▶ _Exercise instructions_: Search the data for "store" and copy every matching line.

---------- Given data ----------

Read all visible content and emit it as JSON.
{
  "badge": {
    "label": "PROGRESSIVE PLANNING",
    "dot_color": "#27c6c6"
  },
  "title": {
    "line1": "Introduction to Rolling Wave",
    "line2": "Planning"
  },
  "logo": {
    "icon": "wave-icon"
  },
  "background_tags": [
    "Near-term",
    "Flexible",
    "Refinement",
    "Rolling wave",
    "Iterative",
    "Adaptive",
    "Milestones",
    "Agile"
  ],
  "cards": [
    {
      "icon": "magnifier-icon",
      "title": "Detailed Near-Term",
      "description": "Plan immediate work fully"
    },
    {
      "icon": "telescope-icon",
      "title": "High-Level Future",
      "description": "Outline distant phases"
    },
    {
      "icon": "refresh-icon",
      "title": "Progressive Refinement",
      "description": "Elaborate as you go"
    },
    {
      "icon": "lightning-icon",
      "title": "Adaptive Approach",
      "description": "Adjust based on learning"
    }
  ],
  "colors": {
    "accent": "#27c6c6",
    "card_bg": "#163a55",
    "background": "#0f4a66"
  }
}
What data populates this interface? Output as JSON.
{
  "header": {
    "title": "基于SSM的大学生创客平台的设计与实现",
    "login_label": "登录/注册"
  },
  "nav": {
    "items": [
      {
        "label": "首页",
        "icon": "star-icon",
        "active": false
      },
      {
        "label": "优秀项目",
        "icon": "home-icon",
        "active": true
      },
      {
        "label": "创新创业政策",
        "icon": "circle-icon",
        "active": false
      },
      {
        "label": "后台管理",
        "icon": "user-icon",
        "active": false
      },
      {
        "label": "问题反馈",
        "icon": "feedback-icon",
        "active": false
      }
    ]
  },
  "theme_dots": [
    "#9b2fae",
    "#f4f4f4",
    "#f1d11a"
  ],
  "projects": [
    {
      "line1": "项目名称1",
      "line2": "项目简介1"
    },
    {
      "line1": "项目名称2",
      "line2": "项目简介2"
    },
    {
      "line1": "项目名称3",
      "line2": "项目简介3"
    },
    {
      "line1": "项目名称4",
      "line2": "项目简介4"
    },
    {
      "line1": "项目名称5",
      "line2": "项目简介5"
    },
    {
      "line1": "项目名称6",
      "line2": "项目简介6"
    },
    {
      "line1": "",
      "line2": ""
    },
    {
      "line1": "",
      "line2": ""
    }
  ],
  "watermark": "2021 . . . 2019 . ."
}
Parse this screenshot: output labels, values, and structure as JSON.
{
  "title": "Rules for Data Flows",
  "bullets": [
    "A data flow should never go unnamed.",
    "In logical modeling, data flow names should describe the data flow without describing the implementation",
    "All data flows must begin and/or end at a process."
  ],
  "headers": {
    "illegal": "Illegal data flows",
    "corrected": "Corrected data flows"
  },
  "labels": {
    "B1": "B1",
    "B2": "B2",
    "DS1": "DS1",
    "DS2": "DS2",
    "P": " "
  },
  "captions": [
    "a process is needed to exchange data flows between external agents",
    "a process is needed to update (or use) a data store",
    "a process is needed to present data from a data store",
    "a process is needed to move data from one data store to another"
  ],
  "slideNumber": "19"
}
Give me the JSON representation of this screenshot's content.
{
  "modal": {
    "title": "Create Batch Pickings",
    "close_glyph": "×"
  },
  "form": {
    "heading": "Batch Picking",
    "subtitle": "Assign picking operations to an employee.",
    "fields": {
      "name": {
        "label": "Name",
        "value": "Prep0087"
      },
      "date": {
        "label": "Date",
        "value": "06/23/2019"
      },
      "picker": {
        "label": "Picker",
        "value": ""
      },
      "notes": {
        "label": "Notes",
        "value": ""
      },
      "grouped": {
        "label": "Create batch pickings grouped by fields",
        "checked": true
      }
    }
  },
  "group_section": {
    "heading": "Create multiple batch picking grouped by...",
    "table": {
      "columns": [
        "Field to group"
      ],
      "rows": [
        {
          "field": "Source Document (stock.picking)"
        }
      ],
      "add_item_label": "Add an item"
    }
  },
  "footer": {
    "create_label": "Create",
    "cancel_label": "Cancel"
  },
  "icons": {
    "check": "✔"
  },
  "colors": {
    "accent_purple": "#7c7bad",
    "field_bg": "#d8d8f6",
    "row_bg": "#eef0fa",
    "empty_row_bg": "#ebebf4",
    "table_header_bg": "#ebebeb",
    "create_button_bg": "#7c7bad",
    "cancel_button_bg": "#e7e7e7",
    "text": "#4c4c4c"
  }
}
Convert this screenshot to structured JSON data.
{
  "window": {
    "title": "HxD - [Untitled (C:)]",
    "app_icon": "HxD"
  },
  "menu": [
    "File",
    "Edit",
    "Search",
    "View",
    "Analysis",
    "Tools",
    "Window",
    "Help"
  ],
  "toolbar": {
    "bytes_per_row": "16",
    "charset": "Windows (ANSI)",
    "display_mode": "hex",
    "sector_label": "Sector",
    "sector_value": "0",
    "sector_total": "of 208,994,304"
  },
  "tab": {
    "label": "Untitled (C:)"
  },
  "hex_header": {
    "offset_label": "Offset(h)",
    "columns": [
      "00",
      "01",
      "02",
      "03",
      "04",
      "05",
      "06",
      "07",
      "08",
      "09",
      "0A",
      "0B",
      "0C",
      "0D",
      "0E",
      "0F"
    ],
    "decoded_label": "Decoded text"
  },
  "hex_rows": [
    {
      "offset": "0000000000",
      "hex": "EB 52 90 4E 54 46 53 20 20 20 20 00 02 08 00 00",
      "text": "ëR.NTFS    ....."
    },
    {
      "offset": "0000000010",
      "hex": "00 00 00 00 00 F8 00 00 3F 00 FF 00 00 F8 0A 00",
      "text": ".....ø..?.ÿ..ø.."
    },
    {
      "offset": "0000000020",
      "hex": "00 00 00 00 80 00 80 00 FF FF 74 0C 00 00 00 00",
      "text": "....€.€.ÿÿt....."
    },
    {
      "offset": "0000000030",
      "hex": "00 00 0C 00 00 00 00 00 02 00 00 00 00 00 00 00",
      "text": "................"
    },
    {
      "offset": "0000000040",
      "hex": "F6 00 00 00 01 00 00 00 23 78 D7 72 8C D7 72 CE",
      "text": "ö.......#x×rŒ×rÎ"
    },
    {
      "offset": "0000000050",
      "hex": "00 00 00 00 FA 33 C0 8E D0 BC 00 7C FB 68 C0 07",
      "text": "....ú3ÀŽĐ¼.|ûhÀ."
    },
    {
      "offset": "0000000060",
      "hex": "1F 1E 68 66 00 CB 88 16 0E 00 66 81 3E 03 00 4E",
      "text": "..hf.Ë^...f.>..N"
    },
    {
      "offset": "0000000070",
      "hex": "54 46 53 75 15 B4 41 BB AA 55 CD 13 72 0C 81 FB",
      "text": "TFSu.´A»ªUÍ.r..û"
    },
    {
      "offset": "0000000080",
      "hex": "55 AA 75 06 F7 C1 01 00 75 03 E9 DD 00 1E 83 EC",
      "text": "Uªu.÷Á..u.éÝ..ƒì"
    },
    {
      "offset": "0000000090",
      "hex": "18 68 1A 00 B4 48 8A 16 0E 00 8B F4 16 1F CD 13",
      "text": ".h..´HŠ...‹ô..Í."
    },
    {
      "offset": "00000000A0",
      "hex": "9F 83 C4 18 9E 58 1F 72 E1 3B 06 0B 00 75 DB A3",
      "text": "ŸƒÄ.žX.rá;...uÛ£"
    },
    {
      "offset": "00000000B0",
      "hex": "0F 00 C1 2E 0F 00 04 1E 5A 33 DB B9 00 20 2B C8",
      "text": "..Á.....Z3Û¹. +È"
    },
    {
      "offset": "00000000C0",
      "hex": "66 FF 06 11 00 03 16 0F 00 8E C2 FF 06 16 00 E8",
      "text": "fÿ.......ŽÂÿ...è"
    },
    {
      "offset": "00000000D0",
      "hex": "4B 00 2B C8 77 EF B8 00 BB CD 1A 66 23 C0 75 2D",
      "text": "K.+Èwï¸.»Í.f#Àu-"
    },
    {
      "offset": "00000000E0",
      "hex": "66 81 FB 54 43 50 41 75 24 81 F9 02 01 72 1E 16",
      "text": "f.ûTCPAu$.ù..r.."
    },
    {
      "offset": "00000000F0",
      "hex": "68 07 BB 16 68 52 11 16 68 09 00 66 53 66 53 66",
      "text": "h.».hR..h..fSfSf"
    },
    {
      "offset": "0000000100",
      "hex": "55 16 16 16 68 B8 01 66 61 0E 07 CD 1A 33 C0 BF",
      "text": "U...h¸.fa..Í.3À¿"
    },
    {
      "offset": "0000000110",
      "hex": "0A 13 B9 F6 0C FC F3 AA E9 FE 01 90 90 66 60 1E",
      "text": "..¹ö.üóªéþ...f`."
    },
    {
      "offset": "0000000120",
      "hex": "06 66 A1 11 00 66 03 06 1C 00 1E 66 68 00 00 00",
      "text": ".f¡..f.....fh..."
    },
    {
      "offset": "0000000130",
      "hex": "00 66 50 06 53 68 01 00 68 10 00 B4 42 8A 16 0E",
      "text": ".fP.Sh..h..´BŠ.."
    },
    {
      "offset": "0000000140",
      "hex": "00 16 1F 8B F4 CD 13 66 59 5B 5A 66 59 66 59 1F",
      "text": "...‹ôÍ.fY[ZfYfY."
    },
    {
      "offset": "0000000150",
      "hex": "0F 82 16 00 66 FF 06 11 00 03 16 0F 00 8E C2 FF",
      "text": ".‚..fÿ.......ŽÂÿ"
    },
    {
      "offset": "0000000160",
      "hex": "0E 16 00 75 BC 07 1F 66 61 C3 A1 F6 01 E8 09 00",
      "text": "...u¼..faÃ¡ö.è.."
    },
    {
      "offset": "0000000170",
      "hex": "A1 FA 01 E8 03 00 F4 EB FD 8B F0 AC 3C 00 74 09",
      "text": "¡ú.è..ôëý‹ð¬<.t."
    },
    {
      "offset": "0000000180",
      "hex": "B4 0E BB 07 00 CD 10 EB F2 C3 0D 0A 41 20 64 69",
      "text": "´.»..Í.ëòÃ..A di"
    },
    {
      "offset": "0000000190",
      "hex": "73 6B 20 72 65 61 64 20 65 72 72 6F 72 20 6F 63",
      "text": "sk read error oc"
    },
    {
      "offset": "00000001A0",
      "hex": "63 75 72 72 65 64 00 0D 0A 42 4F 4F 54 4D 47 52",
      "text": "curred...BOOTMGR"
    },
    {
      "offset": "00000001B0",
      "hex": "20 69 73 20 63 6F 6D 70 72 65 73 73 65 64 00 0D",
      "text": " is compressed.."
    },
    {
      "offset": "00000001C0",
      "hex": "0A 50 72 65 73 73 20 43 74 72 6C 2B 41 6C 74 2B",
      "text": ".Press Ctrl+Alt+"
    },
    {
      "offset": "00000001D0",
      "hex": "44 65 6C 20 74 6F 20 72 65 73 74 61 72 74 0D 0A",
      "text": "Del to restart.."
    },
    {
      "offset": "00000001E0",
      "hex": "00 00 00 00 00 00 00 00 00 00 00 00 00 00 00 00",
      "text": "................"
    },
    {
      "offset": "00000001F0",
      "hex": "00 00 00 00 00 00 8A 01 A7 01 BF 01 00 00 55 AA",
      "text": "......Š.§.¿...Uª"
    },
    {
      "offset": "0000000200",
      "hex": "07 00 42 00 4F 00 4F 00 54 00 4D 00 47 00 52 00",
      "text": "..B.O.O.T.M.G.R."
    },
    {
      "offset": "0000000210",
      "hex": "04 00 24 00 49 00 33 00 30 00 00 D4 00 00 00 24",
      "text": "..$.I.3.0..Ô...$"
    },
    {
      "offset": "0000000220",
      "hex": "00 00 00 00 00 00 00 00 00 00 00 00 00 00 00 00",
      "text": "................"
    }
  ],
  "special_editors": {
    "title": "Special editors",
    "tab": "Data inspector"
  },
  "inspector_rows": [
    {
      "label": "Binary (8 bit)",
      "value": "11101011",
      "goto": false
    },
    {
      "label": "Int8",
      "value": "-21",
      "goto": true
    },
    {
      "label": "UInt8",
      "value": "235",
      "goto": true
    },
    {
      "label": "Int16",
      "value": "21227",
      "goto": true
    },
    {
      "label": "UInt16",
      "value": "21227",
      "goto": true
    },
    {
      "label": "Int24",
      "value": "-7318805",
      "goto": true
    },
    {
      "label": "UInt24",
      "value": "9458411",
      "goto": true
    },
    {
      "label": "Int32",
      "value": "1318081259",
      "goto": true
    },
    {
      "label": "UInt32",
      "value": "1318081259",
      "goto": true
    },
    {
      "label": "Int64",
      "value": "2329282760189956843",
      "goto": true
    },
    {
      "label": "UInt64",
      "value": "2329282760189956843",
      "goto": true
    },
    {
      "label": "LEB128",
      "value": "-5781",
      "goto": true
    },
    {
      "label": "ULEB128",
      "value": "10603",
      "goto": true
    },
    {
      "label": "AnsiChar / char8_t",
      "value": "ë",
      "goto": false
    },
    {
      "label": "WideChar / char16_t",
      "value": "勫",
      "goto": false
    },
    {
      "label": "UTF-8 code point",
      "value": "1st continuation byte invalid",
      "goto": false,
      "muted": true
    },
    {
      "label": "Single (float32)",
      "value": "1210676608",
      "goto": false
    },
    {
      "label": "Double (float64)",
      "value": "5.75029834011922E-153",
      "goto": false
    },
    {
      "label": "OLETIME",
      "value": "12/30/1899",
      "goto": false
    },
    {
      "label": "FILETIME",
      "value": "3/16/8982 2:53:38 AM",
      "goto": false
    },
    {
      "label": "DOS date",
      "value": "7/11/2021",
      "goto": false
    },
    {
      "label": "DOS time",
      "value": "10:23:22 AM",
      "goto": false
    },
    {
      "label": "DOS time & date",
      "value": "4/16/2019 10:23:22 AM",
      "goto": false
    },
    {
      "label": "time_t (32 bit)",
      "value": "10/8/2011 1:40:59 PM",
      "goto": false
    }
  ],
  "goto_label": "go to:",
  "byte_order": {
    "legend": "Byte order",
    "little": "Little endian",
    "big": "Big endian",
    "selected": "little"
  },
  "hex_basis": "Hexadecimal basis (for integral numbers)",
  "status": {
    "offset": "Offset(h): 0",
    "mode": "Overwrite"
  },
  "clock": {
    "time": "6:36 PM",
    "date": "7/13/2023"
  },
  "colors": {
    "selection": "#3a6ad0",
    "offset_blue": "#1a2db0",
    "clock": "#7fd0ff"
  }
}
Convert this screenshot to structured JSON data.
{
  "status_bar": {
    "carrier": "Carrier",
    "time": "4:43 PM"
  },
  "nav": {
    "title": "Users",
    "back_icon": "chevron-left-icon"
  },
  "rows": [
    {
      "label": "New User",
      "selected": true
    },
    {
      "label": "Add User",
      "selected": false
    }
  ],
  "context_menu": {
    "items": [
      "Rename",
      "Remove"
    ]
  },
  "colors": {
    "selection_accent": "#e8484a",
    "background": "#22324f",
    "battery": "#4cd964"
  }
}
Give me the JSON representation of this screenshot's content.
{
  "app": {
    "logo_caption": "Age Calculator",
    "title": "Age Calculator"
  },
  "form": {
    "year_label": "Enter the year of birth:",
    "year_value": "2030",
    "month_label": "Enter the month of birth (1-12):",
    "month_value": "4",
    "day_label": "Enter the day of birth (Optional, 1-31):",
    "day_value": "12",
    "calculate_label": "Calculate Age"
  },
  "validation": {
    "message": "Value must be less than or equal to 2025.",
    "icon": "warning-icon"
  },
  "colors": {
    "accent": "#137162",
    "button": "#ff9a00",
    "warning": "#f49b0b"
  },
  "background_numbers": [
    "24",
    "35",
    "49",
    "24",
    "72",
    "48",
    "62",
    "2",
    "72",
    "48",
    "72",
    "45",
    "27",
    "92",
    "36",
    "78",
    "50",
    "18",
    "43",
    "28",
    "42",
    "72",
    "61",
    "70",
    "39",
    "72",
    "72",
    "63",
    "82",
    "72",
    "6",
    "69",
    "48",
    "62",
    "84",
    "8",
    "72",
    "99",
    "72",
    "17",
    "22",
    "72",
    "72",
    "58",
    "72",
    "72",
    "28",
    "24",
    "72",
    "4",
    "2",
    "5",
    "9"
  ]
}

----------

▶ _Task response_:
    "a process is needed to update (or use) a data store",
    "a process is needed to present data from a data store",
    "a process is needed to move data from one data store to another"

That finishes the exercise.